[Dataset rows describing interfaces]

▼▼▼

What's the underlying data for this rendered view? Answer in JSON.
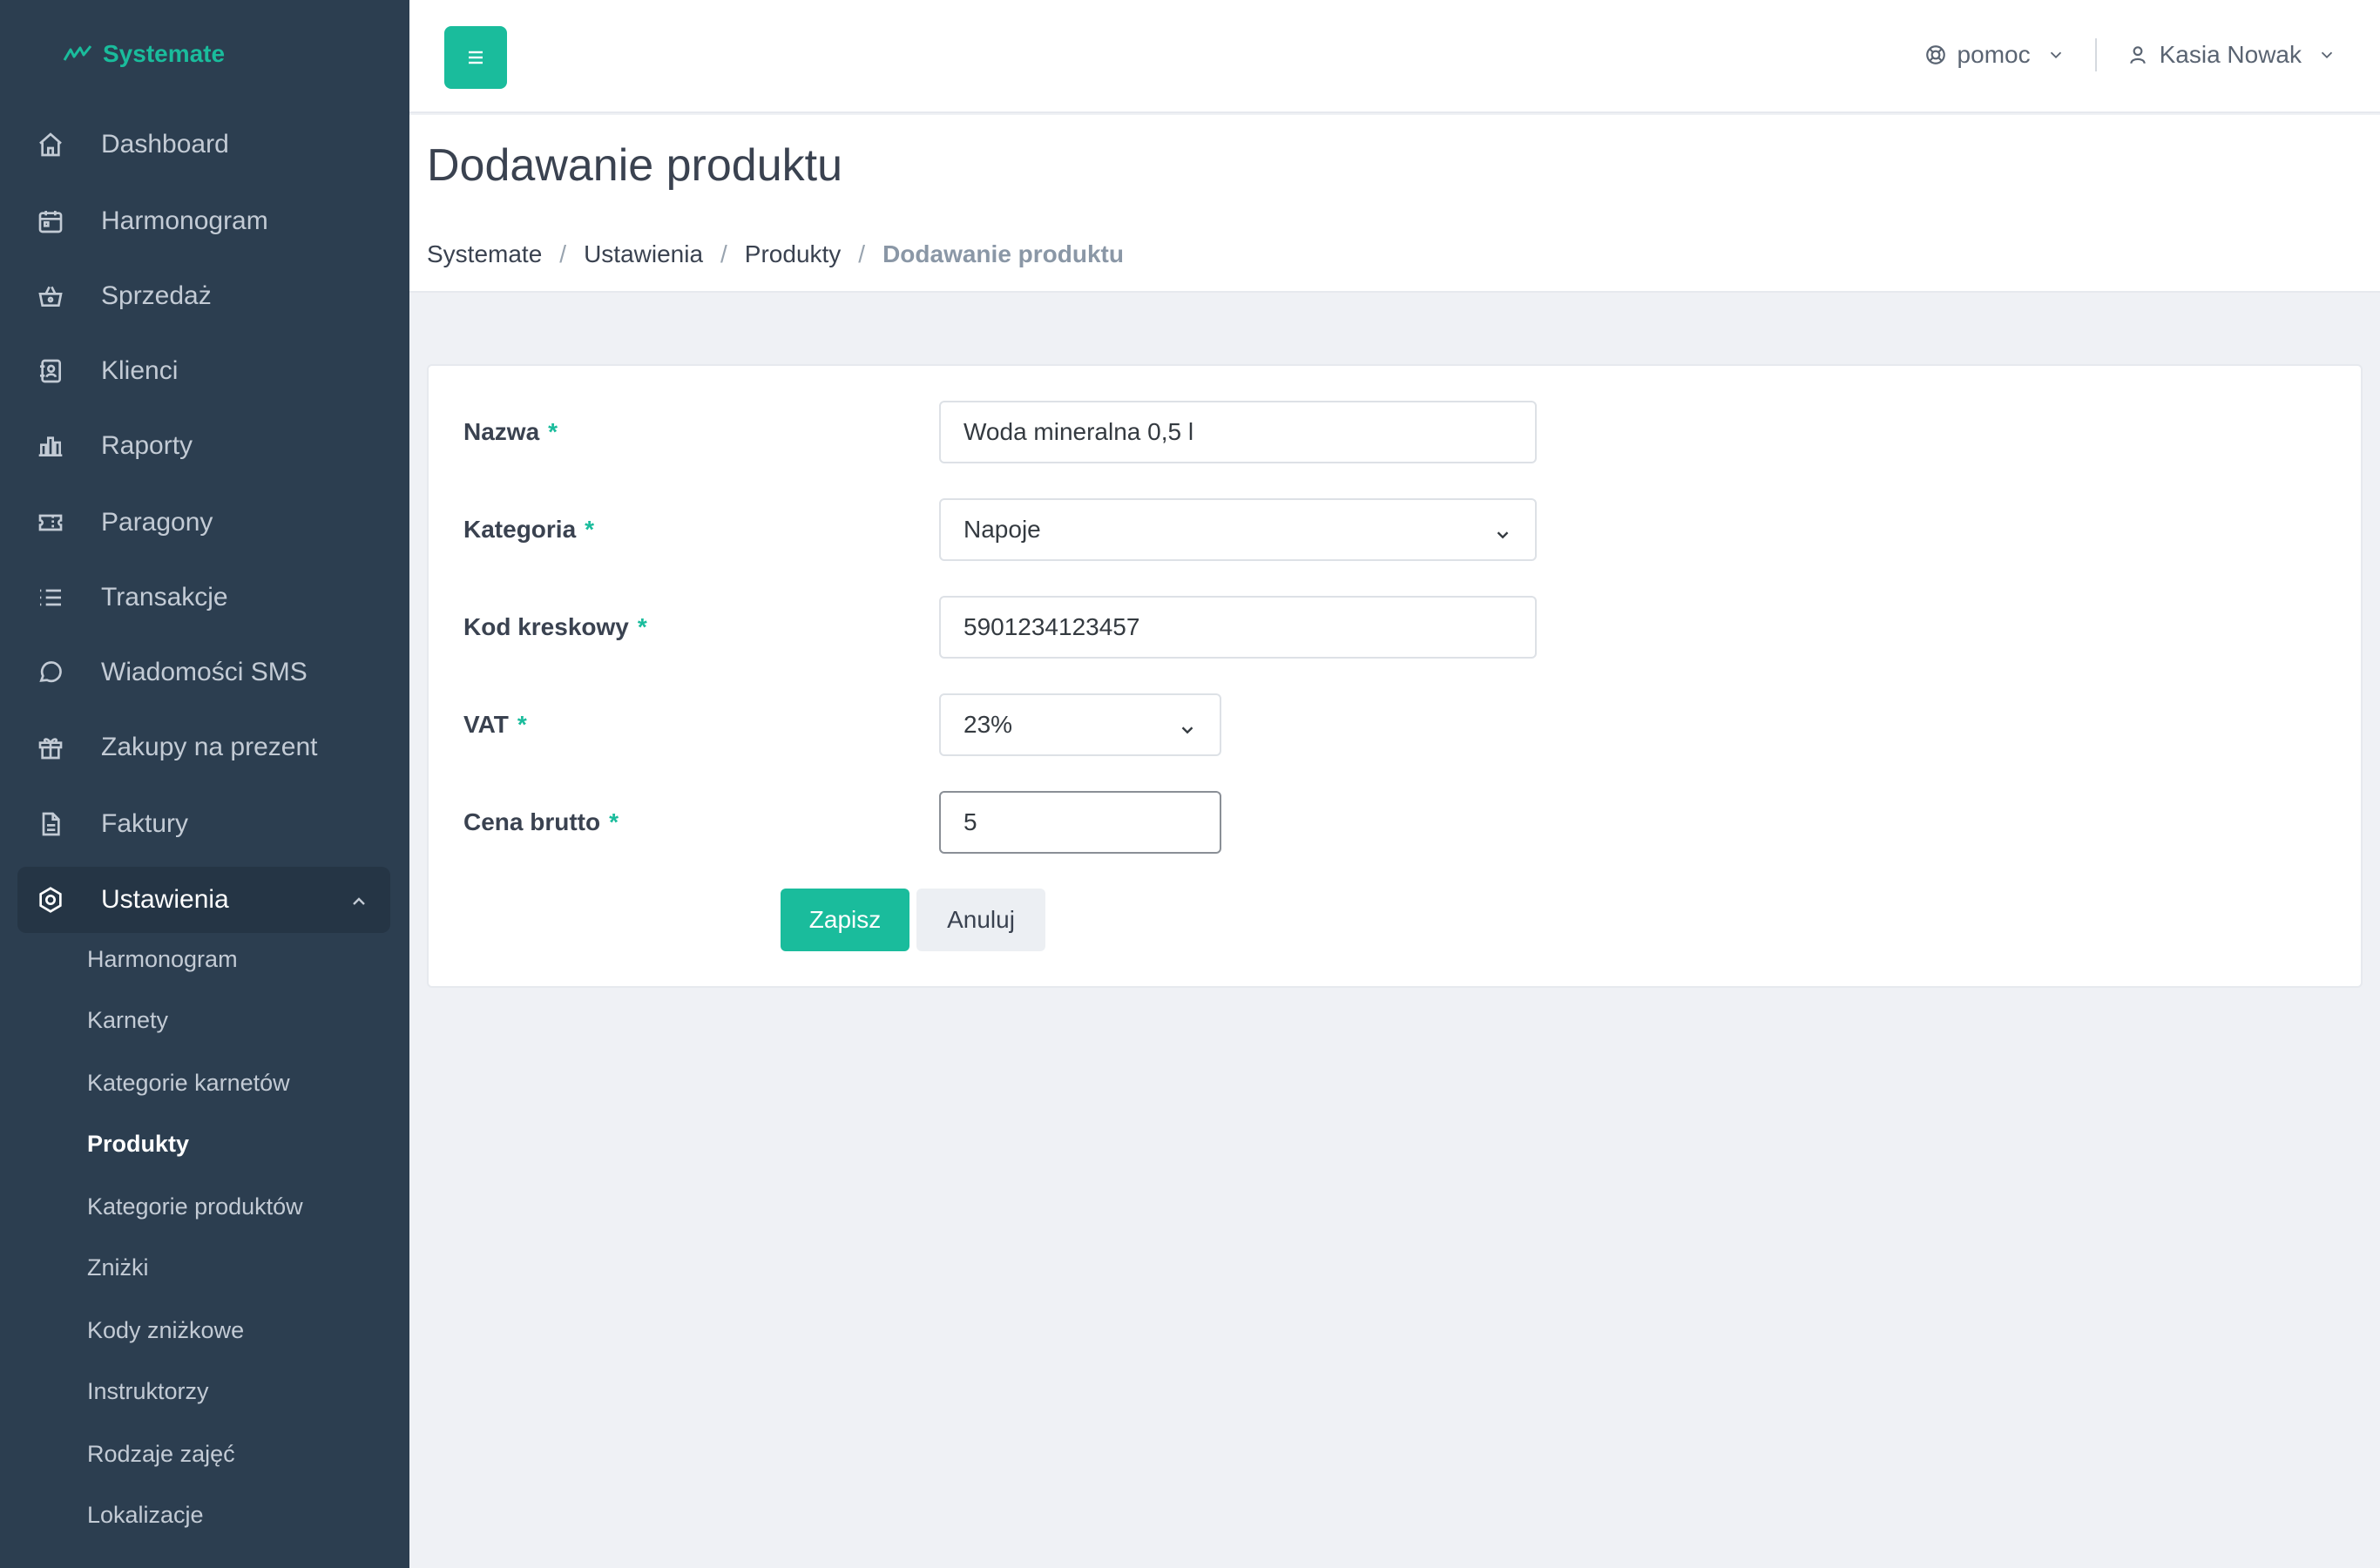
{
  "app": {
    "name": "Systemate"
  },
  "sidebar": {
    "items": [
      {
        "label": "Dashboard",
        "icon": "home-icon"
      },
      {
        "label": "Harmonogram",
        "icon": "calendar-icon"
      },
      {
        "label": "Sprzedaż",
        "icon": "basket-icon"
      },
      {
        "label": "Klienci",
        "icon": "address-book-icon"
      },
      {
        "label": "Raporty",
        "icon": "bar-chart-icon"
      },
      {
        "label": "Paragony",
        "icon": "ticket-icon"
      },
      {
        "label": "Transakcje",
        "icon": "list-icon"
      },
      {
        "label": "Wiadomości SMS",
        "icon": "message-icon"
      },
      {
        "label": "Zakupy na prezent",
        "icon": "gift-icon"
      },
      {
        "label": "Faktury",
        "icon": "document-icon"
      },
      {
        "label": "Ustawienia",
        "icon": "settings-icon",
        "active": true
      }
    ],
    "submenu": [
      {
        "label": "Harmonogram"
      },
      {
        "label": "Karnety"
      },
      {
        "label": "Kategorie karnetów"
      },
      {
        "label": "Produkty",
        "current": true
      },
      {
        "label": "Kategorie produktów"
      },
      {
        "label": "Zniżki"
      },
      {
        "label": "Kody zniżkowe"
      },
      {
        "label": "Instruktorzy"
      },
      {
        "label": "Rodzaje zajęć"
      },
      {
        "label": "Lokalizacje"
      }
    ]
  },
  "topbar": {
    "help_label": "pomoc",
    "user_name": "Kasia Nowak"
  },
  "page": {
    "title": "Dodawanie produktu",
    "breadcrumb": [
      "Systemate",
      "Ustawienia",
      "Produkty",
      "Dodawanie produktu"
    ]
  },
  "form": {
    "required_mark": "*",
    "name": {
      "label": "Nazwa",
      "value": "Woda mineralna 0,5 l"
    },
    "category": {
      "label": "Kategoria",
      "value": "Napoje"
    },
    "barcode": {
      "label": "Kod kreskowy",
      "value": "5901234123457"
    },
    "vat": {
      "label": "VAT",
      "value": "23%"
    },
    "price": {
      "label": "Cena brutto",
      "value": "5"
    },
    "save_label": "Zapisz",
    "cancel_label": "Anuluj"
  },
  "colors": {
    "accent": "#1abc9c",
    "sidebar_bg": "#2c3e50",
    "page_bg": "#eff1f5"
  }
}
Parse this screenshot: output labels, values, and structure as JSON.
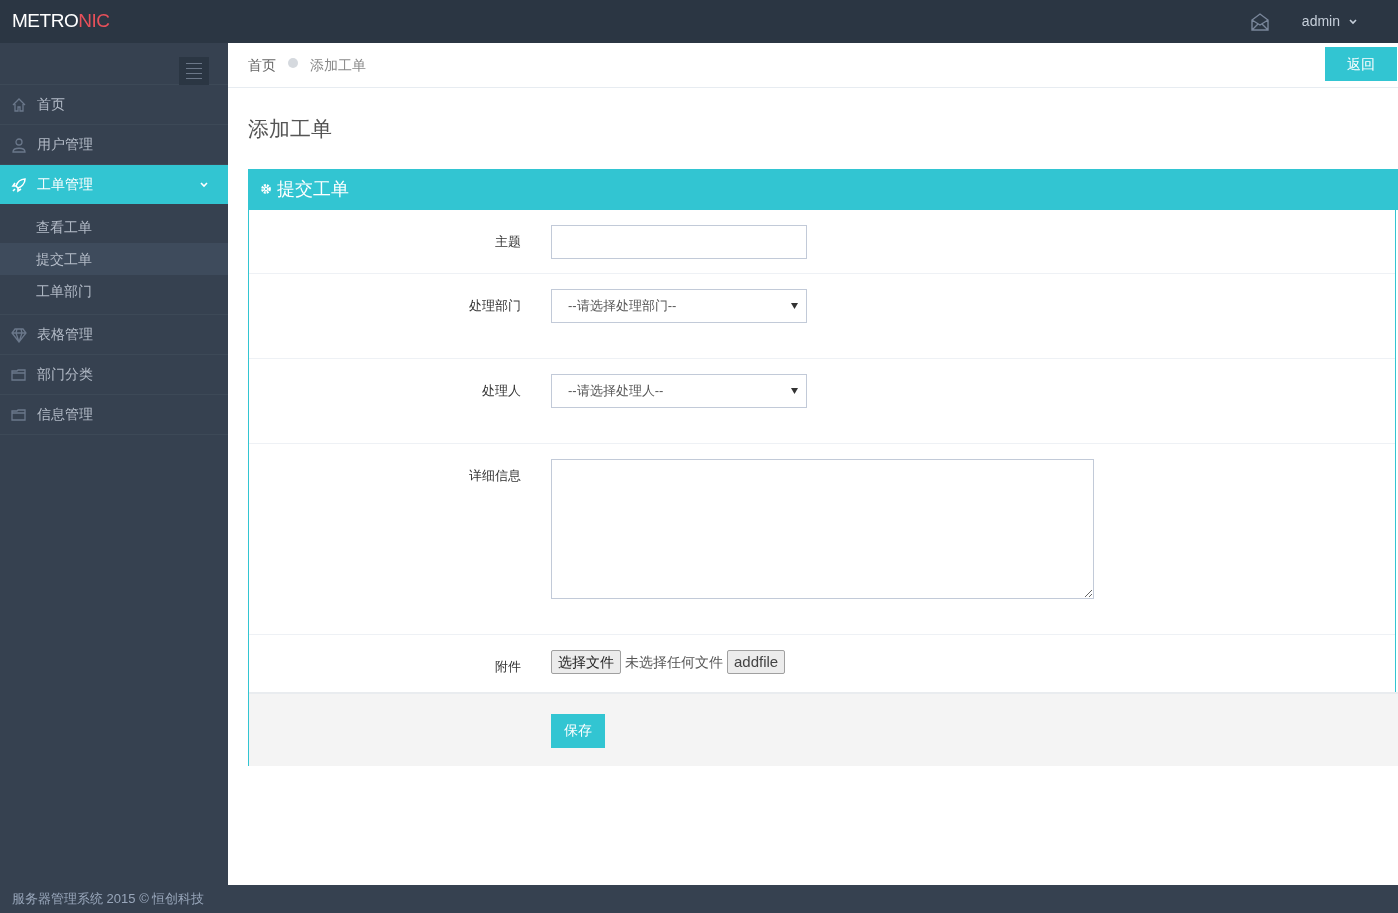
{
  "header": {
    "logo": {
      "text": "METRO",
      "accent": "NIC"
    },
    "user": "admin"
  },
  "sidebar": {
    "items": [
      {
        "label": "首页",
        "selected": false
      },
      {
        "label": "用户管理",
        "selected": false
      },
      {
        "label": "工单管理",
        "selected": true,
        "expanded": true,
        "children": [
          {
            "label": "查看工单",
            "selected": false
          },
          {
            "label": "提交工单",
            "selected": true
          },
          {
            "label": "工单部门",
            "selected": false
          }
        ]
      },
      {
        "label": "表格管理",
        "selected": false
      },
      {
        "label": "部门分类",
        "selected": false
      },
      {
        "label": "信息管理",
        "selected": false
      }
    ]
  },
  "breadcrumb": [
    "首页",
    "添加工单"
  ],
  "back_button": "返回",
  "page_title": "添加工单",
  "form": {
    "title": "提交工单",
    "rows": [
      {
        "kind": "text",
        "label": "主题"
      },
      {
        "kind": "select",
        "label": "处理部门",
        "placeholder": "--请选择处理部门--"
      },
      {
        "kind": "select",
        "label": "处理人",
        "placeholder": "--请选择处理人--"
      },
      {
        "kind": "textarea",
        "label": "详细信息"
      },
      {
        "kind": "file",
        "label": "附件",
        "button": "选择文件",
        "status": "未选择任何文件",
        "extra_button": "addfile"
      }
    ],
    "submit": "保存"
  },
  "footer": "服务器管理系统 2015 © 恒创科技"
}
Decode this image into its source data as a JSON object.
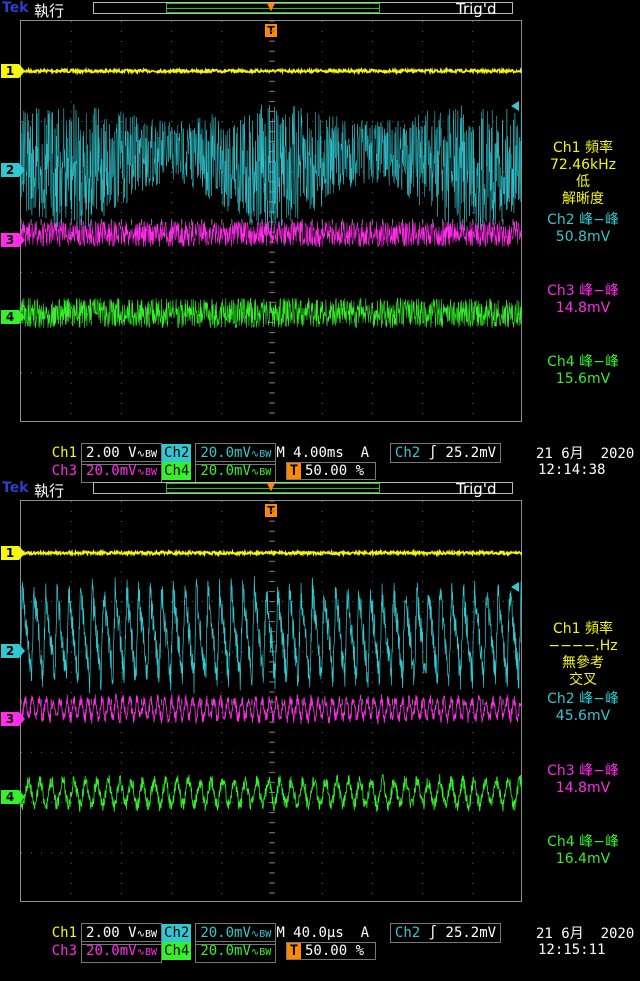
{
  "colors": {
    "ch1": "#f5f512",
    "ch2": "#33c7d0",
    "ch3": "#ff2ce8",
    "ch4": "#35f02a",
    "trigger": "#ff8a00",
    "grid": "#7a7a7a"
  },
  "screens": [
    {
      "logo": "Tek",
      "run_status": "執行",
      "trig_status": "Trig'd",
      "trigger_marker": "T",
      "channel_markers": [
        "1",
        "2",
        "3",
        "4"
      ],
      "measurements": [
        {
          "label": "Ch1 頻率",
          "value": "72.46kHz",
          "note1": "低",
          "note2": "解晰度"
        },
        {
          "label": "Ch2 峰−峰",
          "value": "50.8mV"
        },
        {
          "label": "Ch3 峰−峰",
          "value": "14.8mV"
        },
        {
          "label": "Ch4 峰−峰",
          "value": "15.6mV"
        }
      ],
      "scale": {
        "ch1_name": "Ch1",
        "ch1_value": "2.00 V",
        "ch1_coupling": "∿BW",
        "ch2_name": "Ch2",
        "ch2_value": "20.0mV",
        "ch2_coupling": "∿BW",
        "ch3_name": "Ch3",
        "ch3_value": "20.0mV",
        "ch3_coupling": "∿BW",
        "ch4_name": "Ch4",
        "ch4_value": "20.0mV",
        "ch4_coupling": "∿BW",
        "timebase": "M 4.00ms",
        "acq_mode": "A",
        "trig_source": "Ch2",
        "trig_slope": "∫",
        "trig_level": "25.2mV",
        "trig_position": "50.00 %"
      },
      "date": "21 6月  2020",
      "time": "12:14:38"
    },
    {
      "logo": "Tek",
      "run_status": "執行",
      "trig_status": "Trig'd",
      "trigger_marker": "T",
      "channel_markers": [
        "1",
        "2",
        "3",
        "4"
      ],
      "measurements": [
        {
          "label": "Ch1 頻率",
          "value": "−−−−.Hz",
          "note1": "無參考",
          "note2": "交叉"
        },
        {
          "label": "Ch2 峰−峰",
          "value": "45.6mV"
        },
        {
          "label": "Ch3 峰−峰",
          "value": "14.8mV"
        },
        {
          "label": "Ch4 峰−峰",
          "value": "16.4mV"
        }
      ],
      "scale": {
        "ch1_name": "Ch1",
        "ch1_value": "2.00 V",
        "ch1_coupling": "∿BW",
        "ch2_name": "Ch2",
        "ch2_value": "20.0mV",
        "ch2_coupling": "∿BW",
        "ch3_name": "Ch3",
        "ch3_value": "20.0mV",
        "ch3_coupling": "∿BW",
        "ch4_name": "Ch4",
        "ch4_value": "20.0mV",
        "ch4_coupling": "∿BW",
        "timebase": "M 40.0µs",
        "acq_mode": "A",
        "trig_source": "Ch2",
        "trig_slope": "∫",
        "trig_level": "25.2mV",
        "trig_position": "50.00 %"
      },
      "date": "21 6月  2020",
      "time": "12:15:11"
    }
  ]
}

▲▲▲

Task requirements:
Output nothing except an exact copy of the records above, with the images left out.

Answer space:
What's the underlying data for this rendered view? Answer in JSON.
{
  "app": {
    "name": "Systemate"
  },
  "sidebar": {
    "items": [
      {
        "label": "Dashboard",
        "icon": "home-icon"
      },
      {
        "label": "Harmonogram",
        "icon": "calendar-icon"
      },
      {
        "label": "Sprzedaż",
        "icon": "basket-icon"
      },
      {
        "label": "Klienci",
        "icon": "address-book-icon"
      },
      {
        "label": "Raporty",
        "icon": "bar-chart-icon"
      },
      {
        "label": "Paragony",
        "icon": "ticket-icon"
      },
      {
        "label": "Transakcje",
        "icon": "list-icon"
      },
      {
        "label": "Wiadomości SMS",
        "icon": "message-icon"
      },
      {
        "label": "Zakupy na prezent",
        "icon": "gift-icon"
      },
      {
        "label": "Faktury",
        "icon": "document-icon"
      },
      {
        "label": "Ustawienia",
        "icon": "settings-icon",
        "active": true
      }
    ],
    "submenu": [
      {
        "label": "Harmonogram"
      },
      {
        "label": "Karnety"
      },
      {
        "label": "Kategorie karnetów"
      },
      {
        "label": "Produkty",
        "current": true
      },
      {
        "label": "Kategorie produktów"
      },
      {
        "label": "Zniżki"
      },
      {
        "label": "Kody zniżkowe"
      },
      {
        "label": "Instruktorzy"
      },
      {
        "label": "Rodzaje zajęć"
      },
      {
        "label": "Lokalizacje"
      }
    ]
  },
  "topbar": {
    "help_label": "pomoc",
    "user_name": "Kasia Nowak"
  },
  "page": {
    "title": "Dodawanie produktu",
    "breadcrumb": [
      "Systemate",
      "Ustawienia",
      "Produkty",
      "Dodawanie produktu"
    ]
  },
  "form": {
    "required_mark": "*",
    "name": {
      "label": "Nazwa",
      "value": "Woda mineralna 0,5 l"
    },
    "category": {
      "label": "Kategoria",
      "value": "Napoje"
    },
    "barcode": {
      "label": "Kod kreskowy",
      "value": "5901234123457"
    },
    "vat": {
      "label": "VAT",
      "value": "23%"
    },
    "price": {
      "label": "Cena brutto",
      "value": "5"
    },
    "save_label": "Zapisz",
    "cancel_label": "Anuluj"
  },
  "colors": {
    "accent": "#1abc9c",
    "sidebar_bg": "#2c3e50",
    "page_bg": "#eff1f5"
  }
}
Parse this screenshot: output labels, values, and structure as JSON.
{
  "header": {
    "logo": {
      "text": "METRO",
      "accent": "NIC"
    },
    "user": "admin"
  },
  "sidebar": {
    "items": [
      {
        "label": "首页",
        "selected": false
      },
      {
        "label": "用户管理",
        "selected": false
      },
      {
        "label": "工单管理",
        "selected": true,
        "expanded": true,
        "children": [
          {
            "label": "查看工单",
            "selected": false
          },
          {
            "label": "提交工单",
            "selected": true
          },
          {
            "label": "工单部门",
            "selected": false
          }
        ]
      },
      {
        "label": "表格管理",
        "selected": false
      },
      {
        "label": "部门分类",
        "selected": false
      },
      {
        "label": "信息管理",
        "selected": false
      }
    ]
  },
  "breadcrumb": [
    "首页",
    "添加工单"
  ],
  "back_button": "返回",
  "page_title": "添加工单",
  "form": {
    "title": "提交工单",
    "rows": [
      {
        "kind": "text",
        "label": "主题"
      },
      {
        "kind": "select",
        "label": "处理部门",
        "placeholder": "--请选择处理部门--"
      },
      {
        "kind": "select",
        "label": "处理人",
        "placeholder": "--请选择处理人--"
      },
      {
        "kind": "textarea",
        "label": "详细信息"
      },
      {
        "kind": "file",
        "label": "附件",
        "button": "选择文件",
        "status": "未选择任何文件",
        "extra_button": "addfile"
      }
    ],
    "submit": "保存"
  },
  "footer": "服务器管理系统 2015 © 恒创科技"
}
Decode this image into its source data as a JSON object.
{
  "colors": {
    "ch1": "#f5f512",
    "ch2": "#33c7d0",
    "ch3": "#ff2ce8",
    "ch4": "#35f02a",
    "trigger": "#ff8a00",
    "grid": "#7a7a7a"
  },
  "screens": [
    {
      "logo": "Tek",
      "run_status": "執行",
      "trig_status": "Trig'd",
      "trigger_marker": "T",
      "channel_markers": [
        "1",
        "2",
        "3",
        "4"
      ],
      "measurements": [
        {
          "label": "Ch1 頻率",
          "value": "72.46kHz",
          "note1": "低",
          "note2": "解晰度"
        },
        {
          "label": "Ch2 峰−峰",
          "value": "50.8mV"
        },
        {
          "label": "Ch3 峰−峰",
          "value": "14.8mV"
        },
        {
          "label": "Ch4 峰−峰",
          "value": "15.6mV"
        }
      ],
      "scale": {
        "ch1_name": "Ch1",
        "ch1_value": "2.00 V",
        "ch1_coupling": "∿BW",
        "ch2_name": "Ch2",
        "ch2_value": "20.0mV",
        "ch2_coupling": "∿BW",
        "ch3_name": "Ch3",
        "ch3_value": "20.0mV",
        "ch3_coupling": "∿BW",
        "ch4_name": "Ch4",
        "ch4_value": "20.0mV",
        "ch4_coupling": "∿BW",
        "timebase": "M 4.00ms",
        "acq_mode": "A",
        "trig_source": "Ch2",
        "trig_slope": "∫",
        "trig_level": "25.2mV",
        "trig_position": "50.00 %"
      },
      "date": "21 6月  2020",
      "time": "12:14:38"
    },
    {
      "logo": "Tek",
      "run_status": "執行",
      "trig_status": "Trig'd",
      "trigger_marker": "T",
      "channel_markers": [
        "1",
        "2",
        "3",
        "4"
      ],
      "measurements": [
        {
          "label": "Ch1 頻率",
          "value": "−−−−.Hz",
          "note1": "無參考",
          "note2": "交叉"
        },
        {
          "label": "Ch2 峰−峰",
          "value": "45.6mV"
        },
        {
          "label": "Ch3 峰−峰",
          "value": "14.8mV"
        },
        {
          "label": "Ch4 峰−峰",
          "value": "16.4mV"
        }
      ],
      "scale": {
        "ch1_name": "Ch1",
        "ch1_value": "2.00 V",
        "ch1_coupling": "∿BW",
        "ch2_name": "Ch2",
        "ch2_value": "20.0mV",
        "ch2_coupling": "∿BW",
        "ch3_name": "Ch3",
        "ch3_value": "20.0mV",
        "ch3_coupling": "∿BW",
        "ch4_name": "Ch4",
        "ch4_value": "20.0mV",
        "ch4_coupling": "∿BW",
        "timebase": "M 40.0µs",
        "acq_mode": "A",
        "trig_source": "Ch2",
        "trig_slope": "∫",
        "trig_level": "25.2mV",
        "trig_position": "50.00 %"
      },
      "date": "21 6月  2020",
      "time": "12:15:11"
    }
  ]
}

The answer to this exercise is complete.